◆ GIVEN DATA:
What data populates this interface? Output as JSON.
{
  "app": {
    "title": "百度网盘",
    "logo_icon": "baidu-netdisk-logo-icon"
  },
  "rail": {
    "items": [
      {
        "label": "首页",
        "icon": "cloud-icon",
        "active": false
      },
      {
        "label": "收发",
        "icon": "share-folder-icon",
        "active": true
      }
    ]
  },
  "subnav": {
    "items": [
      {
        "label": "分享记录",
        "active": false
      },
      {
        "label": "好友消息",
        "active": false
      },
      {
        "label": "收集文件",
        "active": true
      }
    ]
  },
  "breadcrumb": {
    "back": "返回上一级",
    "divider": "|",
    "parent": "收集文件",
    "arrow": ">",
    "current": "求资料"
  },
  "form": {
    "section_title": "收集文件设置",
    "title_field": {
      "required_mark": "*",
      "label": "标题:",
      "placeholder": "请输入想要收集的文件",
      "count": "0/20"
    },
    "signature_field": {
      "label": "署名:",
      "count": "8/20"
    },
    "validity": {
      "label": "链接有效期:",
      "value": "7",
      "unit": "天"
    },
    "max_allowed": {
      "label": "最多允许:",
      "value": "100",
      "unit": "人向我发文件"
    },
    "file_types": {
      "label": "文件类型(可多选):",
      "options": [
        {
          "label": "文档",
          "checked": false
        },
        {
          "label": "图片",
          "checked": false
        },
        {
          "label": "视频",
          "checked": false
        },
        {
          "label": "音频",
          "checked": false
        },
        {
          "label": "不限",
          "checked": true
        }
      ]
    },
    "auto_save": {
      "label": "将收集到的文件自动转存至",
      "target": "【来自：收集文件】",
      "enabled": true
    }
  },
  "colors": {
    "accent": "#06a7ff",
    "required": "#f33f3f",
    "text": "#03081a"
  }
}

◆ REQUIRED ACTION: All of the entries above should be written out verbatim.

◆ OUTPUT OF THE TASK:
What data populates this interface? Output as JSON.
{
  "app": {
    "title": "百度网盘",
    "logo_icon": "baidu-netdisk-logo-icon"
  },
  "rail": {
    "items": [
      {
        "label": "首页",
        "icon": "cloud-icon",
        "active": false
      },
      {
        "label": "收发",
        "icon": "share-folder-icon",
        "active": true
      }
    ]
  },
  "subnav": {
    "items": [
      {
        "label": "分享记录",
        "active": false
      },
      {
        "label": "好友消息",
        "active": false
      },
      {
        "label": "收集文件",
        "active": true
      }
    ]
  },
  "breadcrumb": {
    "back": "返回上一级",
    "divider": "|",
    "parent": "收集文件",
    "arrow": ">",
    "current": "求资料"
  },
  "form": {
    "section_title": "收集文件设置",
    "title_field": {
      "required_mark": "*",
      "label": "标题:",
      "placeholder": "请输入想要收集的文件",
      "count": "0/20"
    },
    "signature_field": {
      "label": "署名:",
      "count": "8/20"
    },
    "validity": {
      "label": "链接有效期:",
      "value": "7",
      "unit": "天"
    },
    "max_allowed": {
      "label": "最多允许:",
      "value": "100",
      "unit": "人向我发文件"
    },
    "file_types": {
      "label": "文件类型(可多选):",
      "options": [
        {
          "label": "文档",
          "checked": false
        },
        {
          "label": "图片",
          "checked": false
        },
        {
          "label": "视频",
          "checked": false
        },
        {
          "label": "音频",
          "checked": false
        },
        {
          "label": "不限",
          "checked": true
        }
      ]
    },
    "auto_save": {
      "label": "将收集到的文件自动转存至",
      "target": "【来自：收集文件】",
      "enabled": true
    }
  },
  "colors": {
    "accent": "#06a7ff",
    "required": "#f33f3f",
    "text": "#03081a"
  }
}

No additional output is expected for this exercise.